What the task requires: Please find all lines containing "color" in the listing below and copy them.

Listed records:
┌──

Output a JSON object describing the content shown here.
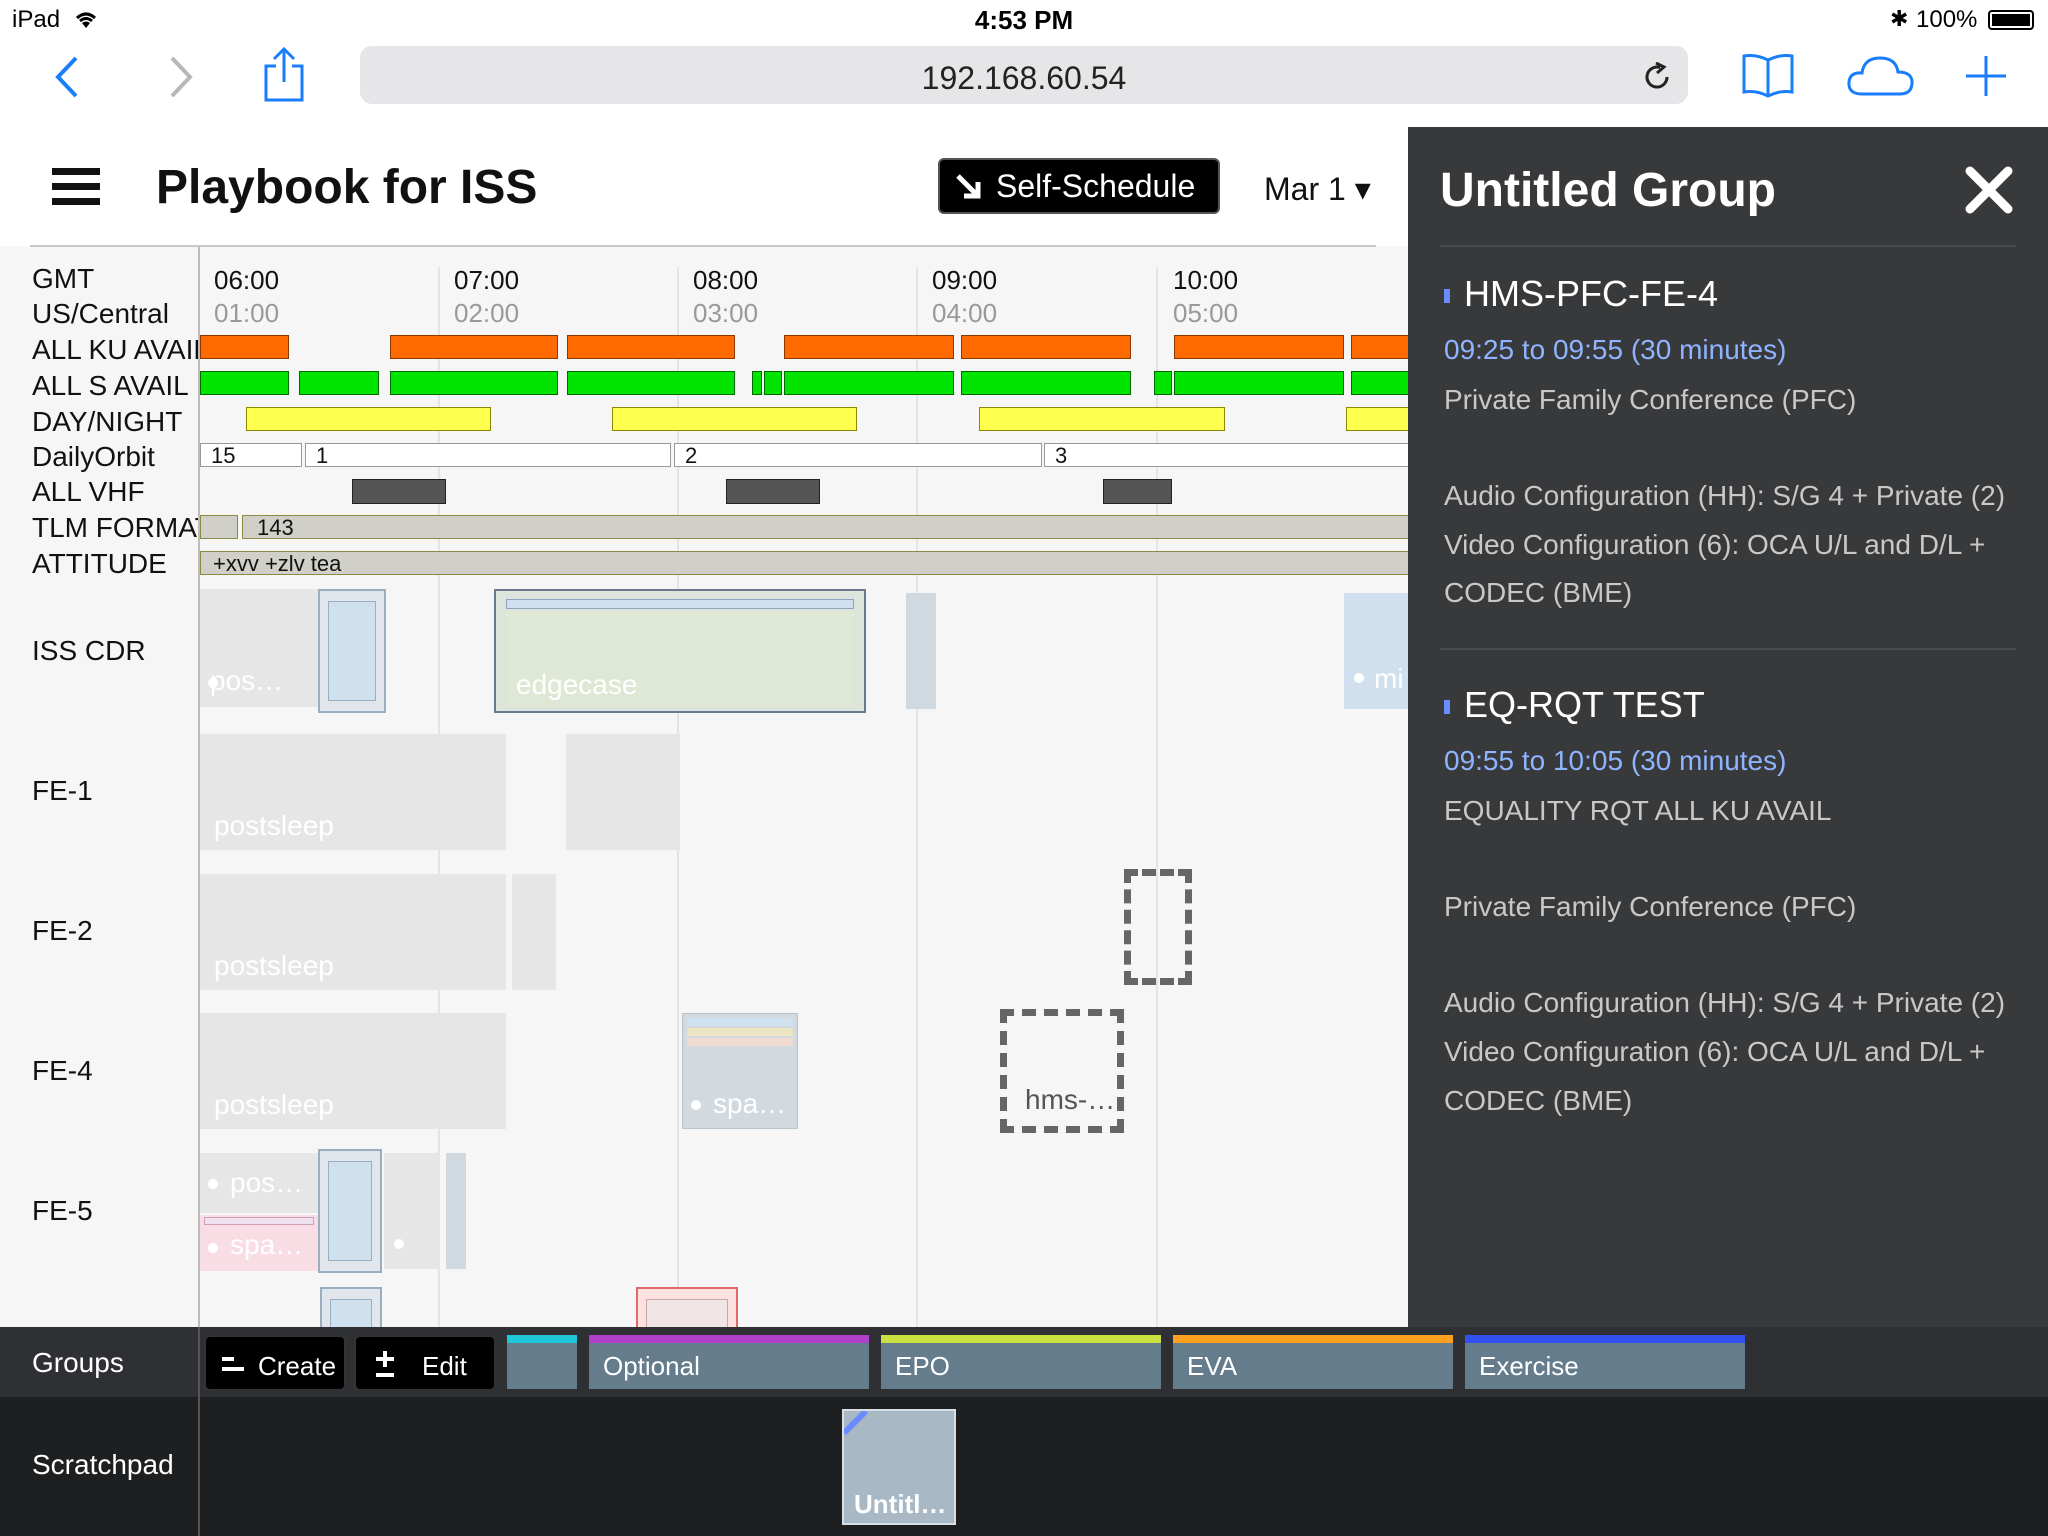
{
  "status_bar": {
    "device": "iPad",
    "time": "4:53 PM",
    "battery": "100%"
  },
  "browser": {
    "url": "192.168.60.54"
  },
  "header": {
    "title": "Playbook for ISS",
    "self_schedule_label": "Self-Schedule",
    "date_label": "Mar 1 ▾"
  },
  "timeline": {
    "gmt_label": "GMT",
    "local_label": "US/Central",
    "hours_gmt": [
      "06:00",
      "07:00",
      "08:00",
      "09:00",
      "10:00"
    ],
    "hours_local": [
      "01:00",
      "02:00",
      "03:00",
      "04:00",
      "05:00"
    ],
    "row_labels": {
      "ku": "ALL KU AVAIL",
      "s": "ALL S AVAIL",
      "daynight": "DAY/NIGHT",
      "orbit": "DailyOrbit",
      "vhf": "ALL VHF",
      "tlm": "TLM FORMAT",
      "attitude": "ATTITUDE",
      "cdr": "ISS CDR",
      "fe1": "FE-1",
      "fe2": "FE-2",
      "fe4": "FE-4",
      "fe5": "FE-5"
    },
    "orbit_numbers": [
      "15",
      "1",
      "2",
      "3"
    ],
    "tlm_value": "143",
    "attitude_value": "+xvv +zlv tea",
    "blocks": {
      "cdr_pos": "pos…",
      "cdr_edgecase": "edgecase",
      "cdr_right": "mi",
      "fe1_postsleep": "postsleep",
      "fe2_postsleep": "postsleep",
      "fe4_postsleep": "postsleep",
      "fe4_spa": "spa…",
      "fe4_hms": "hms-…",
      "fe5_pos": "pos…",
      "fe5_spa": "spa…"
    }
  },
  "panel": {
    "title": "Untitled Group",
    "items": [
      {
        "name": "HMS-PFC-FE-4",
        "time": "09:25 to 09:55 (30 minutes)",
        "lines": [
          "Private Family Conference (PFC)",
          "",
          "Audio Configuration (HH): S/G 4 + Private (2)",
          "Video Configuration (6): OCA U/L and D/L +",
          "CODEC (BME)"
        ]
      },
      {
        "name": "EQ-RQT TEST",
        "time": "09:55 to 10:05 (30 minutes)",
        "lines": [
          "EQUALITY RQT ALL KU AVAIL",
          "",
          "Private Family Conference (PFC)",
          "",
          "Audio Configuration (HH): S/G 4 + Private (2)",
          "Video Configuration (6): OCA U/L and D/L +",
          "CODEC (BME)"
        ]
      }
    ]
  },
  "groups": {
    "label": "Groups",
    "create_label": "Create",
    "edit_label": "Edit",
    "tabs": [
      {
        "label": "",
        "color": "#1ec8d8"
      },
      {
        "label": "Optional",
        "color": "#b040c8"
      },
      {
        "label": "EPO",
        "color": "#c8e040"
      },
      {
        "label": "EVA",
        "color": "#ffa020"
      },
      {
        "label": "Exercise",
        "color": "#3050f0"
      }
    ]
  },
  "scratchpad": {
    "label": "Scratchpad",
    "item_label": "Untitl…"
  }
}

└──

Exercise response:
        "color": "#1ec8d8"
        "color": "#b040c8"
        "color": "#c8e040"
        "color": "#ffa020"
        "color": "#3050f0"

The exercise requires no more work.